Segment Start: Extracted material

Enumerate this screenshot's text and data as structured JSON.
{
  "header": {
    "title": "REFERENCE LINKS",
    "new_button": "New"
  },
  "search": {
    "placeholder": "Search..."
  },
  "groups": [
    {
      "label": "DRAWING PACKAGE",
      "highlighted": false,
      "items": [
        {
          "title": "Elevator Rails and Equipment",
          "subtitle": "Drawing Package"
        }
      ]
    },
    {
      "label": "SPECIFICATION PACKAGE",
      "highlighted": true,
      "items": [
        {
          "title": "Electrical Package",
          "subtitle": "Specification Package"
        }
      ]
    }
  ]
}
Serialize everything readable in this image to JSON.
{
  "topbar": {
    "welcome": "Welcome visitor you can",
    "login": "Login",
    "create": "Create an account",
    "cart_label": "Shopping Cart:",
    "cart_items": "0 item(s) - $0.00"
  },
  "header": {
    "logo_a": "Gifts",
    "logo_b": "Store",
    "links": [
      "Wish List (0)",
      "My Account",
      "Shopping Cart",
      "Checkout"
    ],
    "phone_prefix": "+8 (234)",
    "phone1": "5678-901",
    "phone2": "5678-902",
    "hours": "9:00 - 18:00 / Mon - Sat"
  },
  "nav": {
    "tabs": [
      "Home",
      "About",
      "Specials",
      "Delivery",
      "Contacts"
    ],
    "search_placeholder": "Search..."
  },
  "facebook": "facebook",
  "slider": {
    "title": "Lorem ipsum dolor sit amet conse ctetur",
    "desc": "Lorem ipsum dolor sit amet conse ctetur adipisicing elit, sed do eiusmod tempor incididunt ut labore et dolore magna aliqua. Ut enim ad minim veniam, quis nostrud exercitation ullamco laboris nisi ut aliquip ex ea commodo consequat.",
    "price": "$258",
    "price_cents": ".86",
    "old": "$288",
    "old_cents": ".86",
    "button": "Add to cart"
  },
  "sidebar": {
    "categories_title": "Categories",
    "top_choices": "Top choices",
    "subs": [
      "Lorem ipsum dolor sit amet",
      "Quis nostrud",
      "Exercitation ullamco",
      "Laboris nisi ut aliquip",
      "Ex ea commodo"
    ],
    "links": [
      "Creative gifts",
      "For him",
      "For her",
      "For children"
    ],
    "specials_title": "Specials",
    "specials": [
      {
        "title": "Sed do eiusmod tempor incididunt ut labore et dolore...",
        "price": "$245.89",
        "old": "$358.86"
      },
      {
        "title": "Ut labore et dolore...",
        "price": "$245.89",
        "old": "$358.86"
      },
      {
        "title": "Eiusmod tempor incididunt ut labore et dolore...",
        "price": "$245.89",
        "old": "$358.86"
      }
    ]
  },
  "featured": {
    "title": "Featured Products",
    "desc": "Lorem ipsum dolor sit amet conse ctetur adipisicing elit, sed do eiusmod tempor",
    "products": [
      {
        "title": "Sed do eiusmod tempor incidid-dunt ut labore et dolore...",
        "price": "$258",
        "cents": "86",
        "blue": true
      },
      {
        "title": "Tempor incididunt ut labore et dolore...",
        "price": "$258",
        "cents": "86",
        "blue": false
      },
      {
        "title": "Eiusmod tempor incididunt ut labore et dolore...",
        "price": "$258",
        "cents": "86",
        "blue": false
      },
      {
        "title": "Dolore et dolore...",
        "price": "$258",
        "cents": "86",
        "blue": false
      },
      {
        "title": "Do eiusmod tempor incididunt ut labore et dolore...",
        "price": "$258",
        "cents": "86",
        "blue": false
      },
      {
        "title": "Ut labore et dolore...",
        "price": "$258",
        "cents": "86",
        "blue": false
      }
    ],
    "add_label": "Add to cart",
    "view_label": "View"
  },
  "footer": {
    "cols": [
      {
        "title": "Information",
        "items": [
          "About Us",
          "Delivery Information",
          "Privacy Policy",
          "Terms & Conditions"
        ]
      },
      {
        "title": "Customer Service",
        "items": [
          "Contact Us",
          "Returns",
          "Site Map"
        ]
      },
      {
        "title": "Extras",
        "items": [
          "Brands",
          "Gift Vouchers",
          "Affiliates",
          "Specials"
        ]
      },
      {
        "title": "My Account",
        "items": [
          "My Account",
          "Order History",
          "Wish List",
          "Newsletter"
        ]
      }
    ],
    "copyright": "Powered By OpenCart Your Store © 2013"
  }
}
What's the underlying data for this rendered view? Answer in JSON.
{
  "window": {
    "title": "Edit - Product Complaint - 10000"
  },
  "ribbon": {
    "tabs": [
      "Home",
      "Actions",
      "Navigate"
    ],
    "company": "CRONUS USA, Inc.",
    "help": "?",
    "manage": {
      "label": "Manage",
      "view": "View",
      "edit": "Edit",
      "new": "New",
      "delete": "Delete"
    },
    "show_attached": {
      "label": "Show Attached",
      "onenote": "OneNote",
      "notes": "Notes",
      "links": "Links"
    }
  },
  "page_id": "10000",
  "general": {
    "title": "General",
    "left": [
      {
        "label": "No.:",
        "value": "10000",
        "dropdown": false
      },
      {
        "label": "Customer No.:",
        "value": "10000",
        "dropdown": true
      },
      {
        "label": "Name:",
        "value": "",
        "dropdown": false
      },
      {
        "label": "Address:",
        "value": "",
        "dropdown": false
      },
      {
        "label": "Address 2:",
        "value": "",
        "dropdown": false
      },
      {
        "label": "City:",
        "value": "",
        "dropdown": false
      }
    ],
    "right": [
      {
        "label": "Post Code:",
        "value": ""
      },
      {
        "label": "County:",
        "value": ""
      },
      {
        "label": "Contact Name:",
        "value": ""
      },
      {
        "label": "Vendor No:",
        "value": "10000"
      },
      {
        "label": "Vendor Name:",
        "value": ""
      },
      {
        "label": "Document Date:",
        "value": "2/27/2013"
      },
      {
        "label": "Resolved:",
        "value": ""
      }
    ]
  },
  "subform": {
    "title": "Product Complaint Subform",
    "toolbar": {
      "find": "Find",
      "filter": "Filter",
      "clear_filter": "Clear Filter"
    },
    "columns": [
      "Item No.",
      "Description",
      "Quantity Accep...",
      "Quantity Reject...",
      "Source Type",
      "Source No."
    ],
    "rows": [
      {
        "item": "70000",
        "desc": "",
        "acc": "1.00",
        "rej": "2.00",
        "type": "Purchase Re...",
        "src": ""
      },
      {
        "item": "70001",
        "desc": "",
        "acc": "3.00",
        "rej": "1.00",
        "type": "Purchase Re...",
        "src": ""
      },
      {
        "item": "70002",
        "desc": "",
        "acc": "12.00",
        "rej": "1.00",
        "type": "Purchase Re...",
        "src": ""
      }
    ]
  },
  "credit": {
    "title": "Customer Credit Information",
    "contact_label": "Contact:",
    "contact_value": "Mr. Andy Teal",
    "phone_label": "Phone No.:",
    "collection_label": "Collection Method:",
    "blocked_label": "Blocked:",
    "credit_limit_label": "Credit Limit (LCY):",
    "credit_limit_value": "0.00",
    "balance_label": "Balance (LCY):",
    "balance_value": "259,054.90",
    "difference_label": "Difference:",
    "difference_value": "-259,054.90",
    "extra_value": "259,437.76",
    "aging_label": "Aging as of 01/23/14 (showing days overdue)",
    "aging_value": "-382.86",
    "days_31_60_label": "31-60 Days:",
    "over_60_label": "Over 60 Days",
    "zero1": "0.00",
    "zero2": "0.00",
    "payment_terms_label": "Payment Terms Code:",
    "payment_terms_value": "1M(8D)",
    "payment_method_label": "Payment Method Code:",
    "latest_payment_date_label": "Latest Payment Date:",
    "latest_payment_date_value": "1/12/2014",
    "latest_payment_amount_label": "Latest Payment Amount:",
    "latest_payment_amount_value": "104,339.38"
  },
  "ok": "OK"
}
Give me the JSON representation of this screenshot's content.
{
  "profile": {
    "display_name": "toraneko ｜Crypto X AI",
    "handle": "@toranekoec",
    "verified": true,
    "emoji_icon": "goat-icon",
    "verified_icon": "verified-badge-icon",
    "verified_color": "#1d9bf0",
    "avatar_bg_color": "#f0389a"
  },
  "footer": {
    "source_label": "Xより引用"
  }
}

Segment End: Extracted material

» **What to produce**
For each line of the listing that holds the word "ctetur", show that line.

» **Exercise output**
    "title": "Lorem ipsum dolor sit amet conse ctetur",
    "desc": "Lorem ipsum dolor sit amet conse ctetur adipisicing elit, sed do eiusmod tempor incididunt ut labore et dolore magna aliqua. Ut enim ad minim veniam, quis nostrud exercitation ullamco laboris nisi ut aliquip ex ea commodo consequat.",
    "desc": "Lorem ipsum dolor sit amet conse ctetur adipisicing elit, sed do eiusmod tempor",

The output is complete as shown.